▸ TASK DETAILS:
Lines from the records below that contain the word "true" are to be copied out.

** RECORDED DATA follows **

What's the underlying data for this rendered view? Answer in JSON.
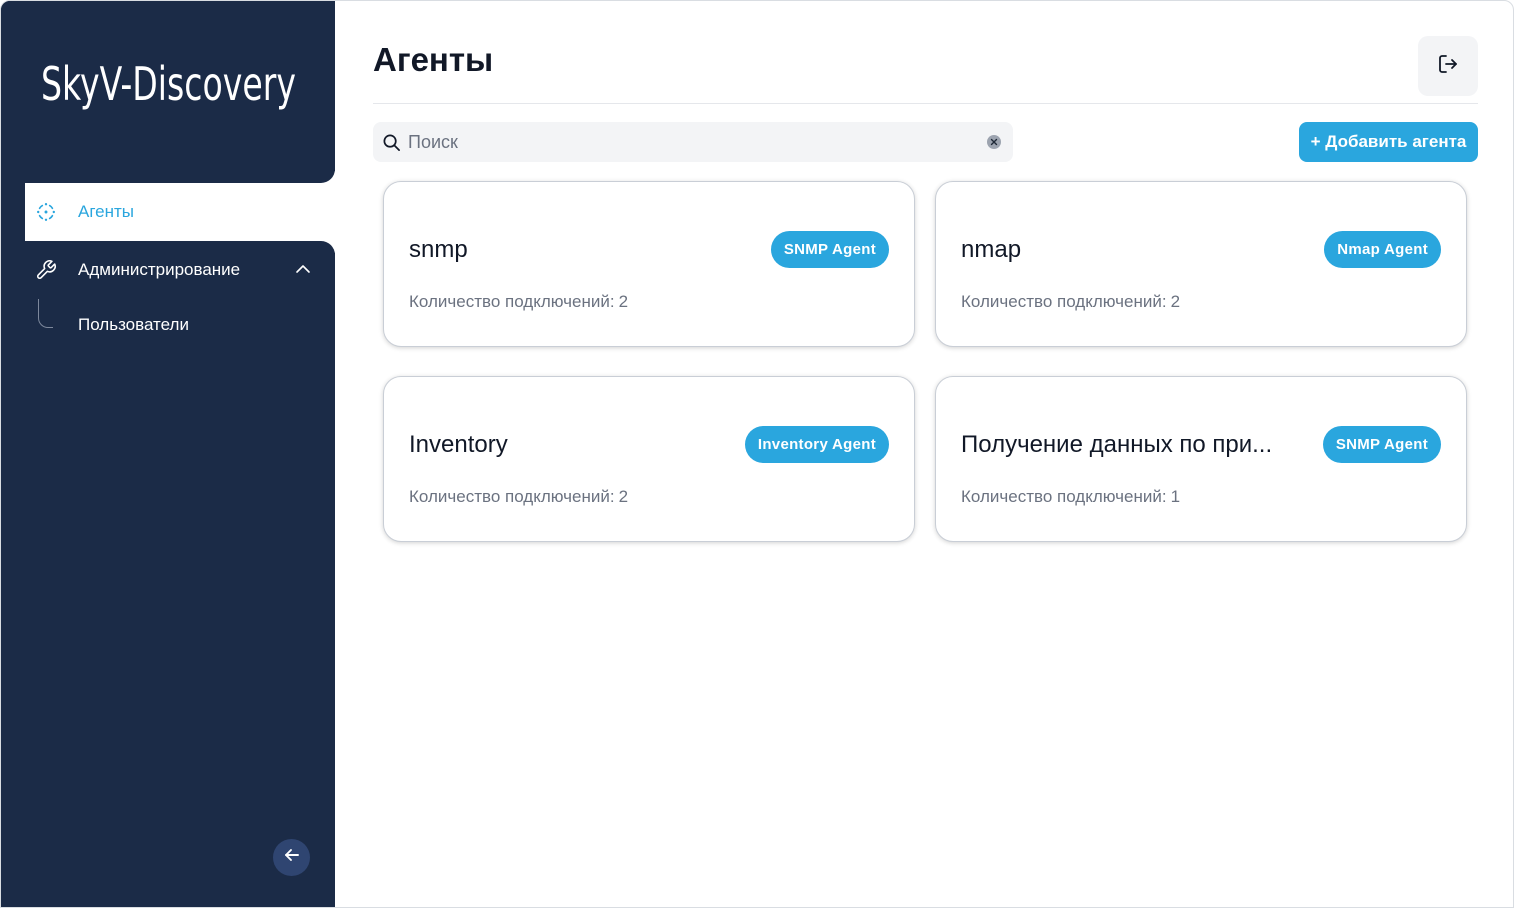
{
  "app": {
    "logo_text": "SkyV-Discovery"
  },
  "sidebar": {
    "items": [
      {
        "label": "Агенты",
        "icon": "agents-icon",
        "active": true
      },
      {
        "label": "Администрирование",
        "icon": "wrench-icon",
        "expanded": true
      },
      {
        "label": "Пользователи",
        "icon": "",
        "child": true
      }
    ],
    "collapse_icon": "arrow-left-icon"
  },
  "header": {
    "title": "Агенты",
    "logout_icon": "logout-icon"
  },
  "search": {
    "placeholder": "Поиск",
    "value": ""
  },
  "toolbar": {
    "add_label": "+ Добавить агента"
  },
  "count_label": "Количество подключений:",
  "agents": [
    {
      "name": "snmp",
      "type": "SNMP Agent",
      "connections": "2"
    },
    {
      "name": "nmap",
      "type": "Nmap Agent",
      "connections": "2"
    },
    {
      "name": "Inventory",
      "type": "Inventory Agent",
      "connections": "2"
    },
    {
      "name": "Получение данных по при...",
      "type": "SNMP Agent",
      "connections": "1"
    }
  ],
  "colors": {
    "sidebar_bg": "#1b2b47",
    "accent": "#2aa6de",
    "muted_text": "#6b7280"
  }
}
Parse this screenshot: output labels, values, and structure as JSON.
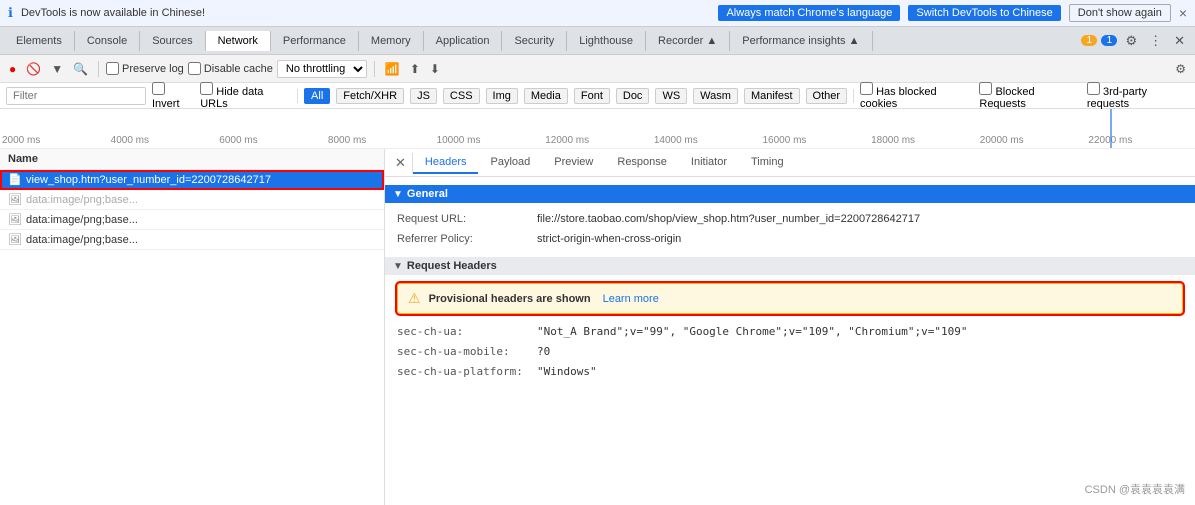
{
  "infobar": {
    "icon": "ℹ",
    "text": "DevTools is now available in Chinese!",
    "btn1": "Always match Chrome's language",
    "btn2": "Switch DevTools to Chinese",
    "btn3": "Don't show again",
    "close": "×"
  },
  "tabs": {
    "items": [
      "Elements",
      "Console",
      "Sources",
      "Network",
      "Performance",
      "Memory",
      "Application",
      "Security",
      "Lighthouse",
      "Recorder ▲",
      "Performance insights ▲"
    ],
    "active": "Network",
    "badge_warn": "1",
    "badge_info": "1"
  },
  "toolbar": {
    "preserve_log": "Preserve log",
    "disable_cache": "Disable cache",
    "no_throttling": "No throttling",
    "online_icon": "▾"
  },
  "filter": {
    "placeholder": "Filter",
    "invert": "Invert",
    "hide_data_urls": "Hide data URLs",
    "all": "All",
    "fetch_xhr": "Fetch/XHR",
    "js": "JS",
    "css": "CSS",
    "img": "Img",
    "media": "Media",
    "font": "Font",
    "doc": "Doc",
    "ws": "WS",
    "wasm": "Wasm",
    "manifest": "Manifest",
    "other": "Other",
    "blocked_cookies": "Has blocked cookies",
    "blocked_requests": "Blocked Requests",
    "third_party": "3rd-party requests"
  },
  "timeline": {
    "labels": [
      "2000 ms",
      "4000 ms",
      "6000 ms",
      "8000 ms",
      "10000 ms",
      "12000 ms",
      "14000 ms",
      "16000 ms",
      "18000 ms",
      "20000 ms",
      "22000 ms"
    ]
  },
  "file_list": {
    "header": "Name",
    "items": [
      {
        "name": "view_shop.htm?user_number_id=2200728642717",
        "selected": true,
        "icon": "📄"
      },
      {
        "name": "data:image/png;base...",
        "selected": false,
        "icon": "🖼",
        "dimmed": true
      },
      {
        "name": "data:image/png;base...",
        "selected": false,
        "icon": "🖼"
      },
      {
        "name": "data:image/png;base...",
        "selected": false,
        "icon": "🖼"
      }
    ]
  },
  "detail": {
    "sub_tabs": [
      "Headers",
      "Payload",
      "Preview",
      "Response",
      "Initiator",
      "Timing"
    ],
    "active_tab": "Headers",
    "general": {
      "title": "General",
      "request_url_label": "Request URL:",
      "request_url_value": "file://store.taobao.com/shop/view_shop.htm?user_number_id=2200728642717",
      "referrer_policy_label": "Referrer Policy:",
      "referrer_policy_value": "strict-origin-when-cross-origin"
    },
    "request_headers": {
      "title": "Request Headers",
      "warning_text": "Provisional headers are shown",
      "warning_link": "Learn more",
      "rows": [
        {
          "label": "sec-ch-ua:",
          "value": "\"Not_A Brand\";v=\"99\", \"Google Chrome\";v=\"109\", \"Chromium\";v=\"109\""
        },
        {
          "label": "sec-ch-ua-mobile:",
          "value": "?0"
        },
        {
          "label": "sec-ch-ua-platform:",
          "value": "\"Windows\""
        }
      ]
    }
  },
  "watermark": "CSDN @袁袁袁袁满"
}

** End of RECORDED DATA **

▸ SOLVED PROBLEM:
        "active": true
        "expanded": true
        "child": true
        "selected": true,
        "dimmed": true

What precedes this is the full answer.